Wat Pho is one of the largest wats in Bangkok. covering over 860,000 square feet. It is home to more than one thousand Buddha images, as well as one of the largest, the Reclining Buddha, 151 feet in length. The perimeter wall has sixteen gates, two of which serve as entrances for the public. The grounds contain four great chedis, 91 small chedis, two belfries, a bot (central shrine), a number of viharas (halls) and various buildings such as pavilions, as well as gardens and a small temple museum. Wat Pho is also a place of education for the general public. A pictorial encyclopedia engraved on granite slabs covers eight subject areas: history, medicine, health, custom, literature, proverbs, lexicography, and the Buddhist religion.

Architecture of a Mosque

Most mosques feature one or more domes, called qubba. Because it is the directional focus of prayer, the qibla wall is often the most ornately decorated area of a mosque.

  • Minaret, a tall, slender tower at corners of the mosque, worshippers are called to prayer from here, it is often the highest point in the area
  • Mehrab, a semicircular niche in the wall of a mosque that indicates the direction of the Kaaba in Mecca, the direction that Muslims should face when praying
  • Domes above the main prayer hall, signifying the vaults of the heaven and sky
  • Prayer hall, with no chairs or pews so as many worshipers as possible can line the room
  • Raised areas from which daily prayers are led, or sermons delivered
  • Ablution areas where Muslims wash hands, forearm, face and feet before they pray
  • Additional facilities from health clinics to libraries to gymnasiums, to serve the community

Certain symbols allude to different aspects of the Islamic religion.
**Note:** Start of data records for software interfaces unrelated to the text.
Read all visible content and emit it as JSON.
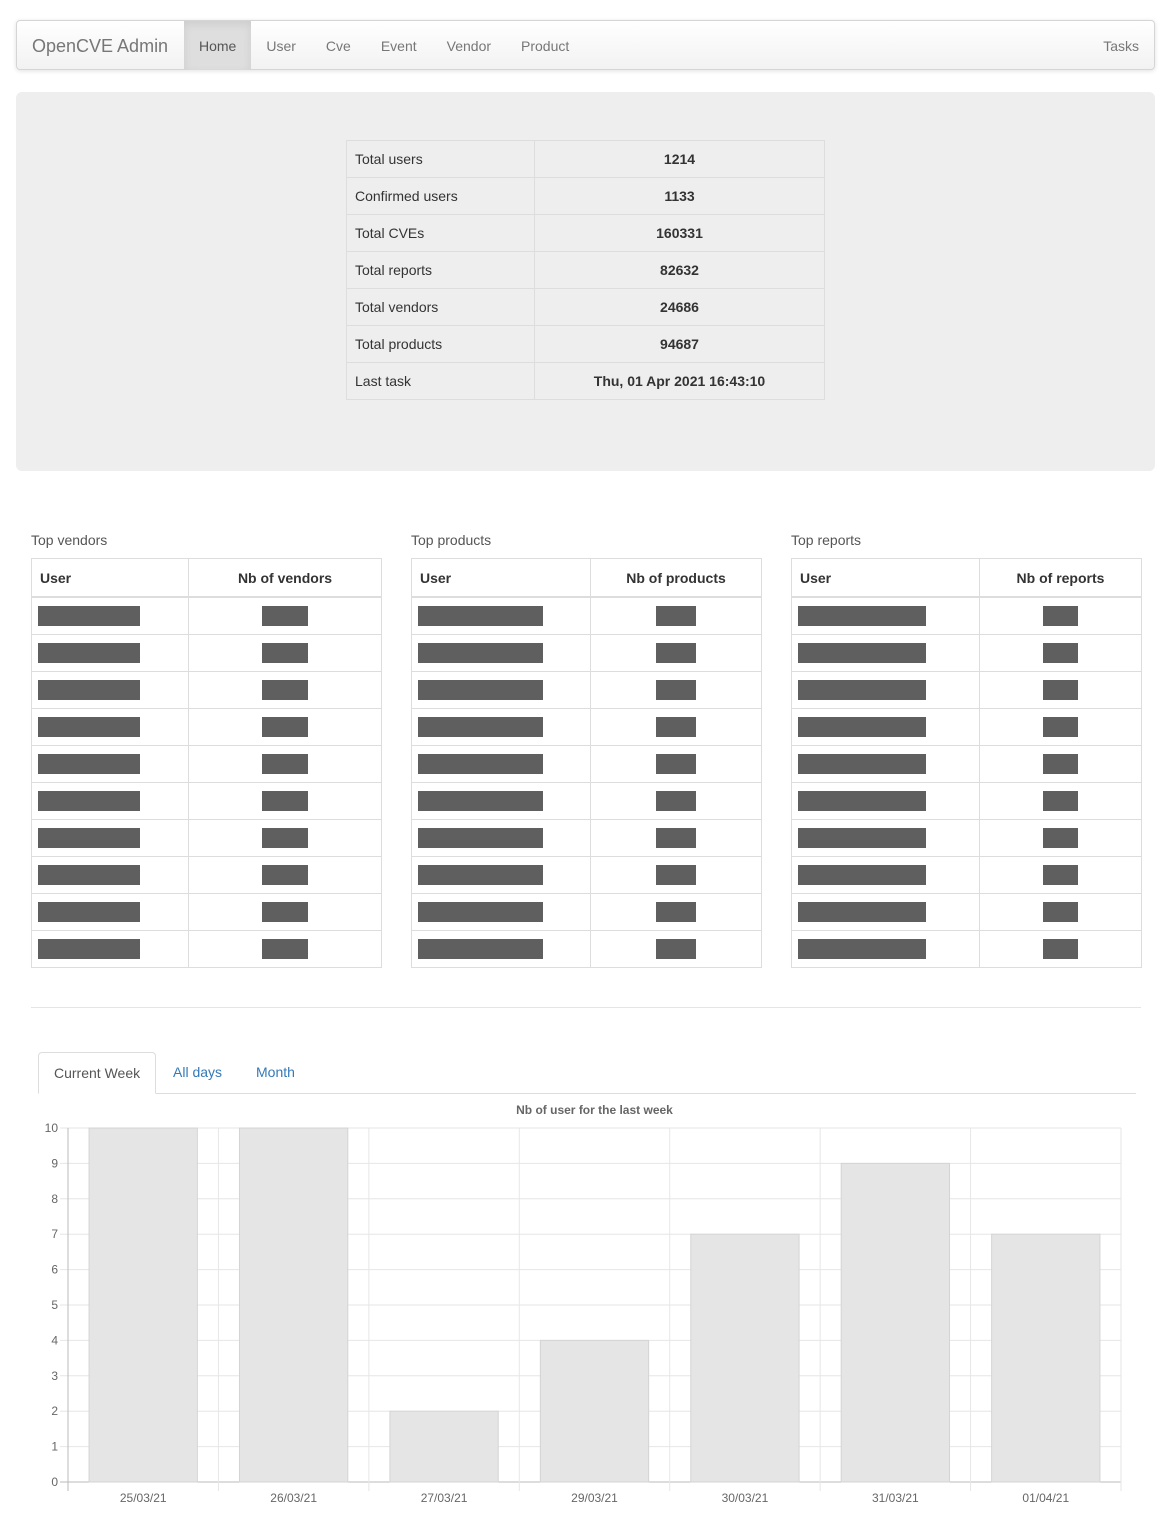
{
  "navbar": {
    "brand": "OpenCVE Admin",
    "items": [
      {
        "label": "Home",
        "active": true
      },
      {
        "label": "User",
        "active": false
      },
      {
        "label": "Cve",
        "active": false
      },
      {
        "label": "Event",
        "active": false
      },
      {
        "label": "Vendor",
        "active": false
      },
      {
        "label": "Product",
        "active": false
      }
    ],
    "right": "Tasks"
  },
  "stats": [
    {
      "label": "Total users",
      "value": "1214"
    },
    {
      "label": "Confirmed users",
      "value": "1133"
    },
    {
      "label": "Total CVEs",
      "value": "160331"
    },
    {
      "label": "Total reports",
      "value": "82632"
    },
    {
      "label": "Total vendors",
      "value": "24686"
    },
    {
      "label": "Total products",
      "value": "94687"
    },
    {
      "label": "Last task",
      "value": "Thu, 01 Apr 2021 16:43:10"
    }
  ],
  "top_vendors": {
    "title": "Top vendors",
    "col_user": "User",
    "col_count": "Nb of vendors",
    "rows": 10
  },
  "top_products": {
    "title": "Top products",
    "col_user": "User",
    "col_count": "Nb of products",
    "rows": 10
  },
  "top_reports": {
    "title": "Top reports",
    "col_user": "User",
    "col_count": "Nb of reports",
    "rows": 10
  },
  "tabs": [
    {
      "label": "Current Week",
      "active": true
    },
    {
      "label": "All days",
      "active": false
    },
    {
      "label": "Month",
      "active": false
    }
  ],
  "colors": {
    "bar_fill": "#e5e5e5",
    "bar_stroke": "#d4d4d4",
    "link": "#337ab7",
    "redaction": "#5f5f5f"
  },
  "chart_data": {
    "type": "bar",
    "title": "Nb of user for the last week",
    "categories": [
      "25/03/21",
      "26/03/21",
      "27/03/21",
      "29/03/21",
      "30/03/21",
      "31/03/21",
      "01/04/21"
    ],
    "values": [
      10,
      10,
      2,
      4,
      7,
      9,
      7
    ],
    "xlabel": "",
    "ylabel": "",
    "ylim": [
      0,
      10
    ],
    "yticks": [
      0,
      1,
      2,
      3,
      4,
      5,
      6,
      7,
      8,
      9,
      10
    ],
    "grid": true,
    "legend": "none"
  }
}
One of these is the spiral in reference to heaven as it has “no beginning and no end.” Mosques often have floral patterns or images of fruit and vegetables, allusions to paradise after death.

The Grand Mosque in Abu Dhabi

The Grand Mosque in Abu Dhabi is the largest in the country, accommodating over 40,000 worshippers; the main prayer hall can hold over 7,000. There are two smaller prayer halls, with a capacity of 1,500 each, one of which is the women’s prayer hall. Minarets on the four corners of the courtyard are 351 feet in height. The courtyard is 180,000 square feet; its floral design is considered to be the largest example of marble mosaic in the world. The carpet in the main prayer hall measures 60,570 square feet, weighs 35 tons, and was made by 1,300 carpet knotters. The pools along the arcades reflect the mosque’s columns, which are illuminated at night; the lighting system reflects the phases of the moon. The 96 columns in the main prayer hall are marble clad and inlaid with mother of pearl. The 99 qualities or attributes of God (Allah) are featured on the qibla wall in traditional Kufic calligraphy.

It seems there’s not much difference in wats and mosques, when you think about what they mean to the people who built them.